Exercise prompt: Your answer should be the full set of records, printed exactly as they stand.
----- Task material -----
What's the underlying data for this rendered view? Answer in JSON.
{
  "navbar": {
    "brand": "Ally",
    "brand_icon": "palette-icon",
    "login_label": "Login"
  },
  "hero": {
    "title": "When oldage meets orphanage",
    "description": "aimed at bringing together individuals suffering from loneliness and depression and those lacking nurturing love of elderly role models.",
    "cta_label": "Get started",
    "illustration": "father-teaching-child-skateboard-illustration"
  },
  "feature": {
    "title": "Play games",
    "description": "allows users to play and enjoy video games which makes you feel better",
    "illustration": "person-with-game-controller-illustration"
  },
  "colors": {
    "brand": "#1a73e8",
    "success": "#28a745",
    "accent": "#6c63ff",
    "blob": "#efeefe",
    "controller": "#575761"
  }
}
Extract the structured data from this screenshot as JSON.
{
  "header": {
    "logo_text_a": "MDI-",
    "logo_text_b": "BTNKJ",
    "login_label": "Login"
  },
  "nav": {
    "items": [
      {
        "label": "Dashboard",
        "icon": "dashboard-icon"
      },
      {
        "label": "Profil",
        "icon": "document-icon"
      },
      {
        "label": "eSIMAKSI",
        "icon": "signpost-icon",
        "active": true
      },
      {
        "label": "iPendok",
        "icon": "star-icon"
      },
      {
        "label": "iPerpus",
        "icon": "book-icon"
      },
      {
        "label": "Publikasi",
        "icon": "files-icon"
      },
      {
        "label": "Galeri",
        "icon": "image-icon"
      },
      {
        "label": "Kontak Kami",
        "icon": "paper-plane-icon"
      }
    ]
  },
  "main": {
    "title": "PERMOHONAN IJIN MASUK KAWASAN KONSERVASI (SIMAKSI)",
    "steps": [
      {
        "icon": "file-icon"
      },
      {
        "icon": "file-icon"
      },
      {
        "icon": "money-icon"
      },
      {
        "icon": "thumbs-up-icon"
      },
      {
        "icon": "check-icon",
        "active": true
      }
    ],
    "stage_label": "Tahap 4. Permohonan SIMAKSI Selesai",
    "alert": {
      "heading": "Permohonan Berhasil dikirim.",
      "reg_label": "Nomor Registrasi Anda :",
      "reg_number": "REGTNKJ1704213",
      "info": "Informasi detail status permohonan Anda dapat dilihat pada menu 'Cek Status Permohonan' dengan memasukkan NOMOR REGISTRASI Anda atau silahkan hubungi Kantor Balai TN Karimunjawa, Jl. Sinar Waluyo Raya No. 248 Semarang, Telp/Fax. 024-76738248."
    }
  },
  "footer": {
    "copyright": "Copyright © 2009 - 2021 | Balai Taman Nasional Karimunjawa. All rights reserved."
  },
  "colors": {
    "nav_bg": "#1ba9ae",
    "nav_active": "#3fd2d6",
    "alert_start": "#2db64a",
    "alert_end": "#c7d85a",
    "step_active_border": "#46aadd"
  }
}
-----
Written solution:
What's the underlying data for this rendered view? Answer in JSON.
{
  "navbar": {
    "brand": "Ally",
    "brand_icon": "palette-icon",
    "login_label": "Login"
  },
  "hero": {
    "title": "When oldage meets orphanage",
    "description": "aimed at bringing together individuals suffering from loneliness and depression and those lacking nurturing love of elderly role models.",
    "cta_label": "Get started",
    "illustration": "father-teaching-child-skateboard-illustration"
  },
  "feature": {
    "title": "Play games",
    "description": "allows users to play and enjoy video games which makes you feel better",
    "illustration": "person-with-game-controller-illustration"
  },
  "colors": {
    "brand": "#1a73e8",
    "success": "#28a745",
    "accent": "#6c63ff",
    "blob": "#efeefe",
    "controller": "#575761"
  }
}
Extract the structured data from this screenshot as JSON.
{
  "header": {
    "logo_text_a": "MDI-",
    "logo_text_b": "BTNKJ",
    "login_label": "Login"
  },
  "nav": {
    "items": [
      {
        "label": "Dashboard",
        "icon": "dashboard-icon"
      },
      {
        "label": "Profil",
        "icon": "document-icon"
      },
      {
        "label": "eSIMAKSI",
        "icon": "signpost-icon",
        "active": true
      },
      {
        "label": "iPendok",
        "icon": "star-icon"
      },
      {
        "label": "iPerpus",
        "icon": "book-icon"
      },
      {
        "label": "Publikasi",
        "icon": "files-icon"
      },
      {
        "label": "Galeri",
        "icon": "image-icon"
      },
      {
        "label": "Kontak Kami",
        "icon": "paper-plane-icon"
      }
    ]
  },
  "main": {
    "title": "PERMOHONAN IJIN MASUK KAWASAN KONSERVASI (SIMAKSI)",
    "steps": [
      {
        "icon": "file-icon"
      },
      {
        "icon": "file-icon"
      },
      {
        "icon": "money-icon"
      },
      {
        "icon": "thumbs-up-icon"
      },
      {
        "icon": "check-icon",
        "active": true
      }
    ],
    "stage_label": "Tahap 4. Permohonan SIMAKSI Selesai",
    "alert": {
      "heading": "Permohonan Berhasil dikirim.",
      "reg_label": "Nomor Registrasi Anda :",
      "reg_number": "REGTNKJ1704213",
      "info": "Informasi detail status permohonan Anda dapat dilihat pada menu 'Cek Status Permohonan' dengan memasukkan NOMOR REGISTRASI Anda atau silahkan hubungi Kantor Balai TN Karimunjawa, Jl. Sinar Waluyo Raya No. 248 Semarang, Telp/Fax. 024-76738248."
    }
  },
  "footer": {
    "copyright": "Copyright © 2009 - 2021 | Balai Taman Nasional Karimunjawa. All rights reserved."
  },
  "colors": {
    "nav_bg": "#1ba9ae",
    "nav_active": "#3fd2d6",
    "alert_start": "#2db64a",
    "alert_end": "#c7d85a",
    "step_active_border": "#46aadd"
  }
}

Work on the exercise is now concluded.